Abstract

The question of whether phenomenal consciousness is limited to the capacity of cognitive access remains a contentious issue in philosophy. Overflow theorists argue that the capacity of conscious experience outstrips the capacity of cognitive access. This paper demonstrates a resolution to the overflow debate is found in acknowledging a difference in phenomenological timing required by both sides. It makes clear that the “no overflow” view requires subjects to, at the bare minimum, generate an unconscious visual image of previously presented items if it is to explain performance in the change detection paradigm. It then demonstrates that conscious imagery should support better task performance than unconscious imagery because of a necessary difference in representational strength. However, this contradicts empirical findings, and so a new argument for overflow is presented without requiring the premise that subjects need to obtain a specific phenomenology of presented items during change detection.

Palabras clave

  • Consciousness
  • imagery
  • overflow
  • unconscious
  • access
Acceso abierto

A Dilemma for Saulish Skepticism: Either Self-Defeating or Not Even Skepticism

Publicado en línea: 03 Jan 2019
Páginas: 43 - 55

Resumen

Abstract

Jennifer Saul argues that the evidence from the literature on implicit biases entails a form of skepticism. In this paper, I argue that Saul faces a dilemma: her argument is either self-defeating, or it does not yield a skeptical conclusion. For Saul, both results are unacceptable; thus, her argument fails.

Palabras clave

  • Saul
  • skepticism
  • implicit-bias
  • self-defeat
  • rationality
Acceso abierto

Famine, Affluence and Intuitions: Evolutionary Debunking Proves Too Much

Publicado en línea: 03 Jan 2019
Páginas: 57 - 70

Resumen

Abstract
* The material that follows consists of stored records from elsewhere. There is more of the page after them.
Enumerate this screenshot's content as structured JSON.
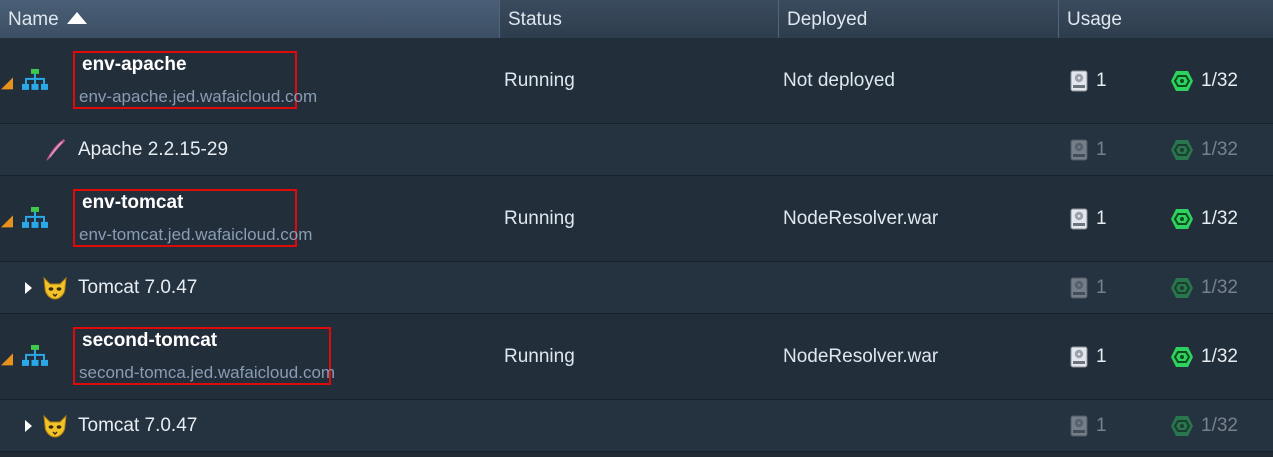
{
  "header": {
    "columns": [
      {
        "key": "name",
        "label": "Name"
      },
      {
        "key": "status",
        "label": "Status"
      },
      {
        "key": "deployed",
        "label": "Deployed"
      },
      {
        "key": "usage",
        "label": "Usage"
      }
    ]
  },
  "rows": [
    {
      "type": "env",
      "name": "env-apache",
      "domain": "env-apache.jed.wafaicloud.com",
      "status": "Running",
      "deployed": "Not deployed",
      "disk": "1",
      "cloudlets": "1/32",
      "icon": "environment-topology-icon"
    },
    {
      "type": "node",
      "name": "Apache 2.2.15-29",
      "disk": "1",
      "cloudlets": "1/32",
      "icon": "apache-feather-icon",
      "expandable": false
    },
    {
      "type": "env",
      "name": "env-tomcat",
      "domain": "env-tomcat.jed.wafaicloud.com",
      "status": "Running",
      "deployed": "NodeResolver.war",
      "disk": "1",
      "cloudlets": "1/32",
      "icon": "environment-topology-icon"
    },
    {
      "type": "node",
      "name": "Tomcat 7.0.47",
      "disk": "1",
      "cloudlets": "1/32",
      "icon": "tomcat-cat-icon",
      "expandable": true
    },
    {
      "type": "env",
      "name": "second-tomcat",
      "domain": "second-tomca.jed.wafaicloud.com",
      "status": "Running",
      "deployed": "NodeResolver.war",
      "disk": "1",
      "cloudlets": "1/32",
      "icon": "environment-topology-icon"
    },
    {
      "type": "node",
      "name": "Tomcat 7.0.47",
      "disk": "1",
      "cloudlets": "1/32",
      "icon": "tomcat-cat-icon",
      "expandable": true
    }
  ],
  "colors": {
    "highlight_box": "#e00a0a",
    "expander_orange": "#e8911c",
    "cloudlet_green": "#2fd15f",
    "topology_blue": "#2aa8e8",
    "topology_green": "#3ec94a"
  }
}
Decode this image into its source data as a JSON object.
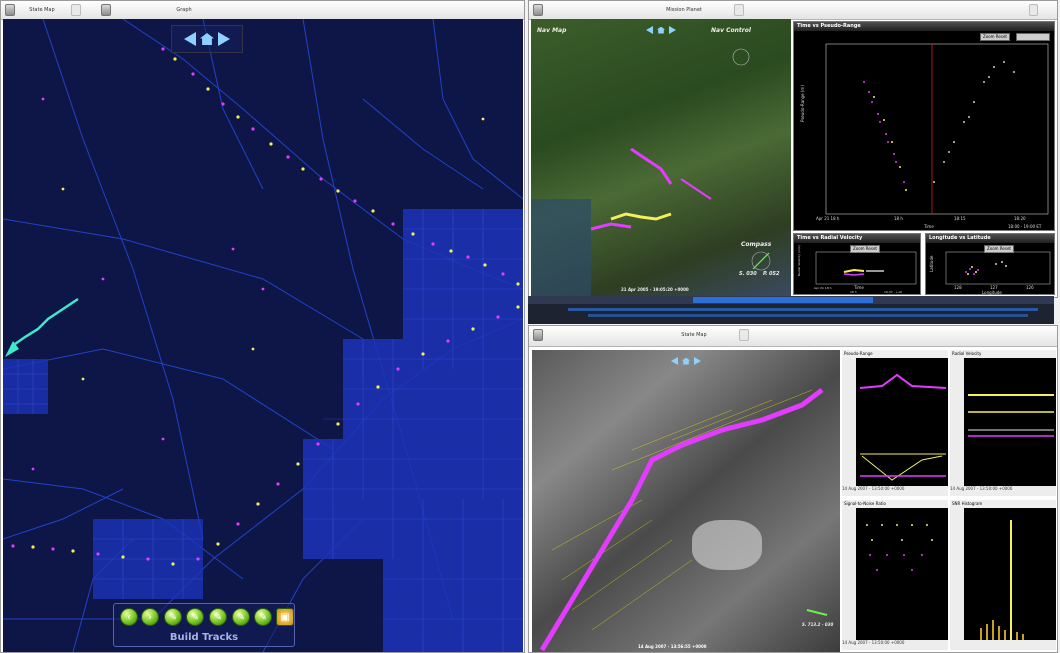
{
  "left_window": {
    "tabs": [
      {
        "label": "State Map"
      },
      {
        "label": "Graph"
      }
    ],
    "toolbar": {
      "label": "Build Tracks",
      "buttons": [
        "back-icon",
        "forward-icon",
        "wrench-icon",
        "pencil-icon",
        "pencil-icon",
        "pencil-icon",
        "pencil-icon",
        "save-icon"
      ]
    },
    "colors": {
      "map_bg": "#0e1648",
      "roads": "#2a4de0",
      "track_magenta": "#e23cff",
      "track_yellow": "#f4ef5a",
      "cyan_track": "#3ee8c8"
    }
  },
  "right_top_window": {
    "tab": "Mission Planet",
    "map_labels": {
      "nav_map": "Nav Map",
      "nav_control": "Nav Control",
      "compass": "Compass"
    },
    "readouts": {
      "timestamp": "21 Apr 2005 - 19:05:20 +0000",
      "left": "S. 030",
      "right": "P. 052"
    },
    "charts": [
      {
        "title": "Time vs Pseudo-Range",
        "zoom_reset": "Zoom Reset",
        "ylabel": "Pseudo-Range (m)",
        "xlabel": "Time",
        "x_ticks": [
          "Apr 21 18 h",
          "18 h",
          "18:15",
          "18:20"
        ],
        "footer": "18:00 - 19:00 ET"
      },
      {
        "title": "Time vs Radial Velocity",
        "zoom_reset": "Zoom Reset",
        "ylabel": "Radial Velocity (m/s)",
        "xlabel": "Time",
        "x_ticks": [
          "Apr 21 18 h",
          "18 h"
        ],
        "footer": "19:37 - +10"
      },
      {
        "title": "Longitude vs Latitude",
        "zoom_reset": "Zoom Reset",
        "ylabel": "Latitude",
        "xlabel": "Longitude",
        "x_ticks": [
          "128",
          "127",
          "126"
        ]
      }
    ]
  },
  "right_bottom_window": {
    "tab": "State Map",
    "timestamp": "14 Aug 2007 - 13:56:55 +0000",
    "readout": "S. 713.2 - 030",
    "panels": [
      {
        "title": "Pseudo-Range",
        "footer": "14 Aug 2007 - 13:50:00 +0000"
      },
      {
        "title": "Radial Velocity",
        "footer": "14 Aug 2007 - 13:50:00 +0000"
      },
      {
        "title": "Signal-to-Noise Ratio",
        "footer": "14 Aug 2007 - 13:50:00 +0000"
      },
      {
        "title": "SNR Histogram",
        "footer": ""
      }
    ]
  }
}
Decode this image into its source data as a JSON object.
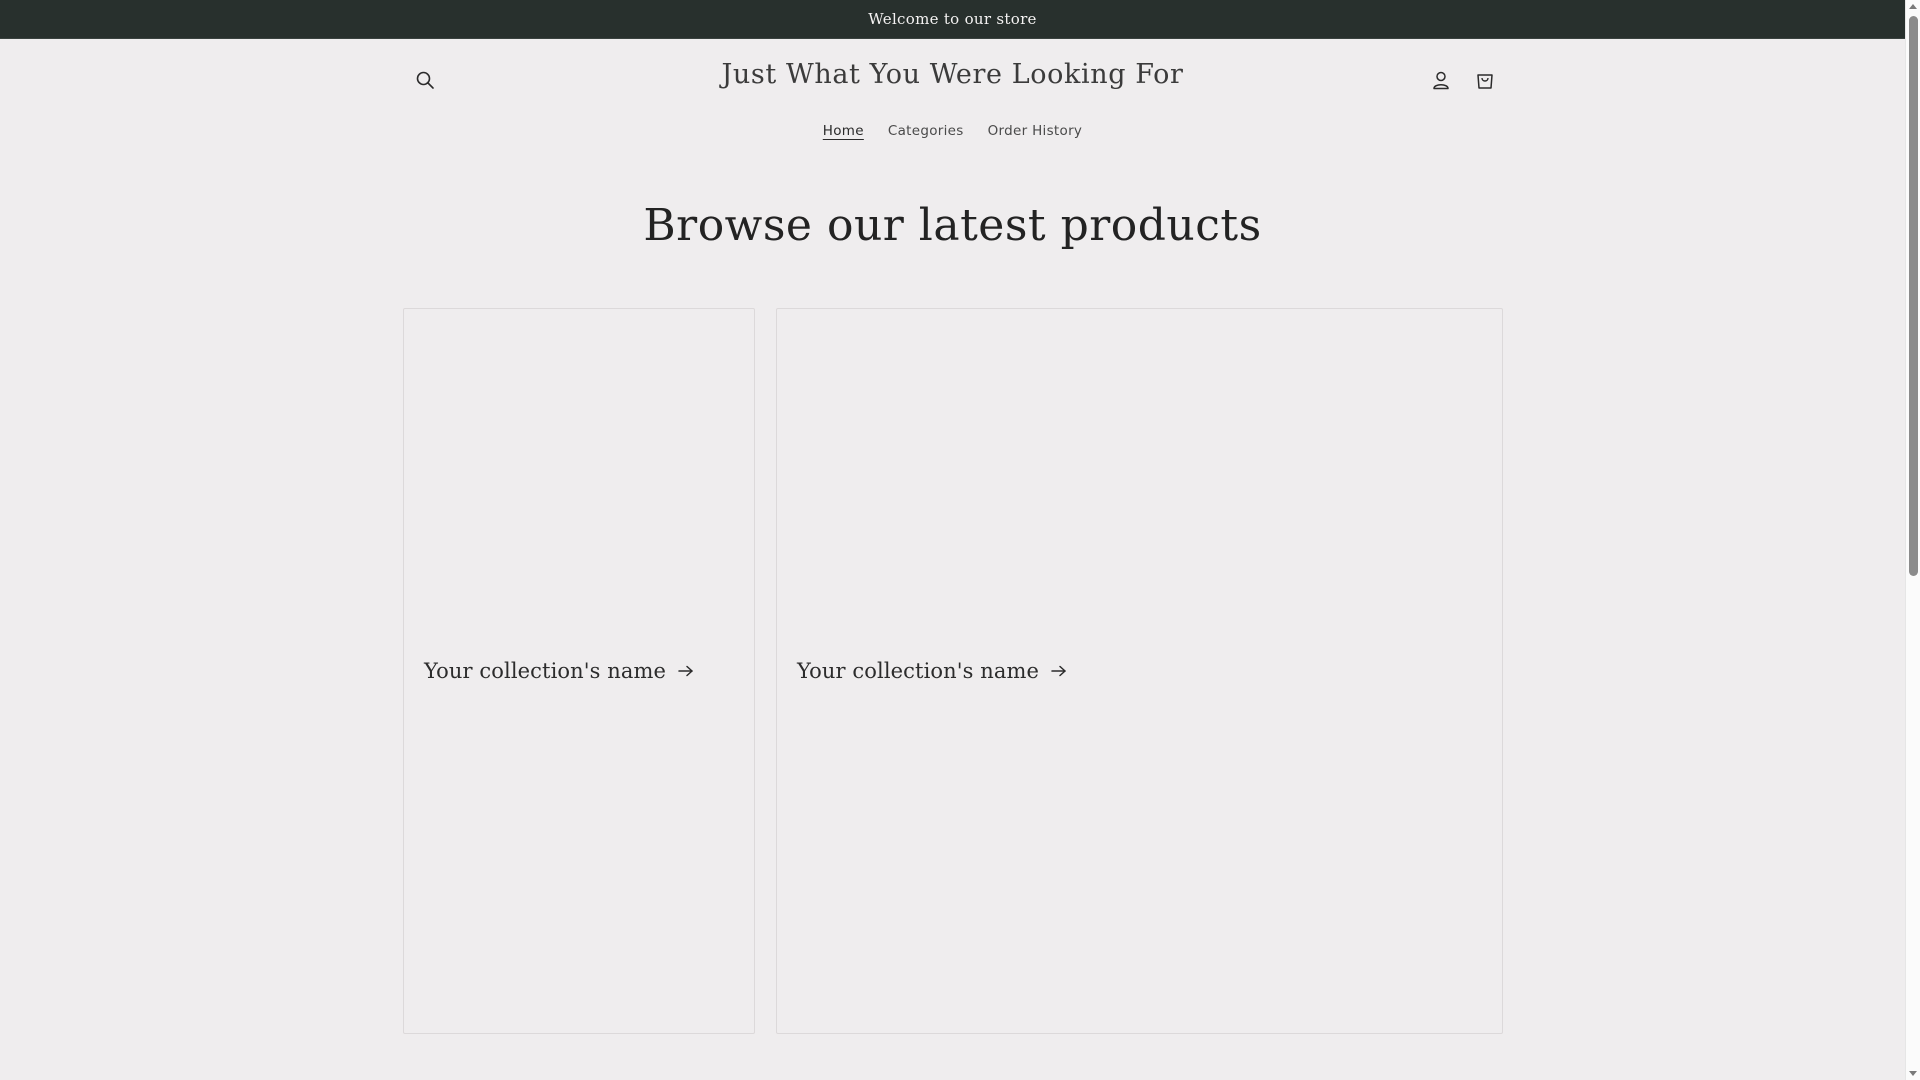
{
  "announcement": {
    "text": "Welcome to our store"
  },
  "header": {
    "store_title": "Just What You Were Looking For",
    "icons": {
      "search": "search-icon",
      "account": "user-icon",
      "cart": "shopping-bag-icon"
    }
  },
  "nav": {
    "items": [
      {
        "label": "Home",
        "active": true
      },
      {
        "label": "Categories",
        "active": false
      },
      {
        "label": "Order History",
        "active": false
      }
    ]
  },
  "main": {
    "heading": "Browse our latest products",
    "collections": [
      {
        "title": "Your collection's name",
        "icon": "arrow-right-icon"
      },
      {
        "title": "Your collection's name",
        "icon": "arrow-right-icon"
      }
    ]
  },
  "colors": {
    "announcement_bg": "#28302d",
    "page_bg": "#efedee",
    "text": "#232323"
  }
}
Moral theorists like Singer (2005) and Greene (2014) argue that we should discount intuitions about ‘up-close-and-personal’ moral dilemmas because they are more likely than intuitions about ‘impersonal’ dilemmas to be artifacts of evolution. But by that reasoning, it seems we should ignore the evolved, ‘up-close-and-personal’ intuition to save a drowning child in light of the too-new-to-be-evolved, ‘impersonal’ intuition that we need not donate to international famine relief (contra Singer 1972; Greene 2008). This conclusion seems mistaken and horrifying, yet it cannot be the case both that ‘up-close-and-personal’ intuitions are more reliable than ‘impersonal’ intuitions, and vice versa. Thus, Singer’s (2005) evolutionary debunking argument proves too much, and should not be taken seriously. However, Singer’s debunking argument is typical of an entire class of arguments that seeks to debunk normative principles by reference to evolution. This entire class of argument, I argue, therefore also proves too much to be taken seriously.

Palabras clave

  • Debunking
  • evolutionary psychology
  • metaethics
  • moral psychology
  • normative ethics

Planifique su conferencia remota con Sciendo